Blake Hranac: Municipal Energy Manager of 2022
In 2023, Blake Hranac began a new full-time position as Facilities & Energy Manager for the Town of Taber. For the previous two years, he had been Municipal Energy Manager, a position funded in part by the Government of Alberta.
In this capacity, he helped the Town of Taber develop an energy management plan and supported significant projects. For example, Blake helped bring thirteen electric vehicle charging stations to Taber and supported the Aquafun Centre’s combined heat and power (CHP) half million dollar installation. He also made LED and smart thermostat upgrades in several facilities, enrolled Taber in the Demand Response Program, and helped procure an electric ice resurfacer.
We interviewed Blake shortly before he started his permanent position with the Town of Taber, after he was awarded Municipal Energy Manager of the Year by the Municipal Climate Change Action Centre.
What drew you to this role?
I previously worked for the Town of Taber as the engineering technologist and I basically was approached by the Director of Engineering and Public Works to jump into this role. I really enjoy working for the municipality, so, for me, it was “how can I continue to help”?
There was already quite a big list of things to look into when I started. We have a bunch of aging buildings, I want to say close to 40 in our portfolio. There was a need to look at some of these facilities a little bit closer and see what we can do there for energy savings.
What are you most proud of having accomplished so far?
In terms of the role, there’s a lot more awareness of it now. Different departments come to me to say, hey, can we look at maybe doing something different? This piece of equipment is aging, we’re looking to replace it. What can we do that’s more energy efficient?
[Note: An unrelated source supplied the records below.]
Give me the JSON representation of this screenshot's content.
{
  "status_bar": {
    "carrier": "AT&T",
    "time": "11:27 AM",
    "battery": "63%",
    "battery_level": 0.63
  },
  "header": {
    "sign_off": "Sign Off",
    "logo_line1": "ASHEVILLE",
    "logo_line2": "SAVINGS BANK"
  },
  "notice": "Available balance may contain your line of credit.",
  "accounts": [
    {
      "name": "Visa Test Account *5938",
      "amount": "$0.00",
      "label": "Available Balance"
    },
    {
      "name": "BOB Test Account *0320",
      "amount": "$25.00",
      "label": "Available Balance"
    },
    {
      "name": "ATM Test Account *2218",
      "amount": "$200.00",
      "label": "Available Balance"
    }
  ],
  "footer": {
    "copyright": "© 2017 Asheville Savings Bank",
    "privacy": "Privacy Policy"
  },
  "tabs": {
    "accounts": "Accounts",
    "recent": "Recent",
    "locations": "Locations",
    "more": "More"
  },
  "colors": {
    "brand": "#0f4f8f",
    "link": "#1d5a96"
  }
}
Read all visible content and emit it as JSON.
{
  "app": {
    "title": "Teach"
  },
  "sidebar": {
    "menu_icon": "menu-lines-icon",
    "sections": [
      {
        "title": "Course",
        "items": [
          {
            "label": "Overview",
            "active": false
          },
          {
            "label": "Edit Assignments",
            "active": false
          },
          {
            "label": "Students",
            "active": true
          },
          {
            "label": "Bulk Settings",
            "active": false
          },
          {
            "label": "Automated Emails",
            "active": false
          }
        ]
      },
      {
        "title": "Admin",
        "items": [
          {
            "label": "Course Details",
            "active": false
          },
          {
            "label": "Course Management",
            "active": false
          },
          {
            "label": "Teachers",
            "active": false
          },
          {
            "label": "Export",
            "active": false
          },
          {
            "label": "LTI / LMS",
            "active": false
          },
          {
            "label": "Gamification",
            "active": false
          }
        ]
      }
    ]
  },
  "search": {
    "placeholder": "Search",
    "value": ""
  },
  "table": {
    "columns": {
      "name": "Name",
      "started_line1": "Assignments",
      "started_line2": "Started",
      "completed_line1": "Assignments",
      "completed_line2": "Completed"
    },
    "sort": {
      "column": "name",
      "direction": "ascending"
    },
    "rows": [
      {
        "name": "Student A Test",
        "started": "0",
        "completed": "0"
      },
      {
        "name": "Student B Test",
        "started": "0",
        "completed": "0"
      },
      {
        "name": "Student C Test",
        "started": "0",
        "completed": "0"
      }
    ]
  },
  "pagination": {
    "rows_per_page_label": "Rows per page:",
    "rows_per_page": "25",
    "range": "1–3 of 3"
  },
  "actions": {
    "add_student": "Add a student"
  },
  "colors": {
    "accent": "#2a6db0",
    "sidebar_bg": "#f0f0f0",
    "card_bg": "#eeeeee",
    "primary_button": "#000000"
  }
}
Awareness within the municipality is huge now, whereas we didn’t really have those conversations before.
One of the things we’ve been able to do so far is get a project off the ground for a ground-mounted solar installation. It’s the first that’s tied to a town-owned facility. We’re proud of that.
What kind of impact has all this work contributed to?
With the projects we’ve completed to date that equates to an 18 per cent reduction in greenhouse gas emissions within the Town of Taber. And a twenty-something percent reduction in electricity usage. It’s quite substantial. There’s a lot more work that we can do, but it’s a great start. Council and Administration are both on board to continue with these kinds of projects. So yeah, moving forward, it’s just continuing on with that work. We’re quite proud of it for sure.
When you think back on the projects you’ve completed, and think about the town as a whole, what’s the difference that you see in Taber now?
One of the key pieces is our pool facility’s [combined heat and power generation units]. They are 35 kiloWatt. As you go through town, you can see them. It’s tough to tell what it is unless you know, but it’s a good little reminder to me when I’m driving into work of what we’ve done so far.
On the administration side, for us, it’s finding the reductions in our utility bills, because, you know, energy prices are going up, so we have to try to offset that somehow. A lot of the work we’re doing now is accomplishing that. And then we are working on a Clean Energy Improvement Program, as well, for residents to take advantage of some of the clean energy technology that’s out there. There’s a lot of noise about that within the community, so we’re happy to be able to help with that as well.
It’s been really good. We’ve had buy in from Council and Administration. And yeah, we’ve been happy with the progress we’ve made and moving forward as well.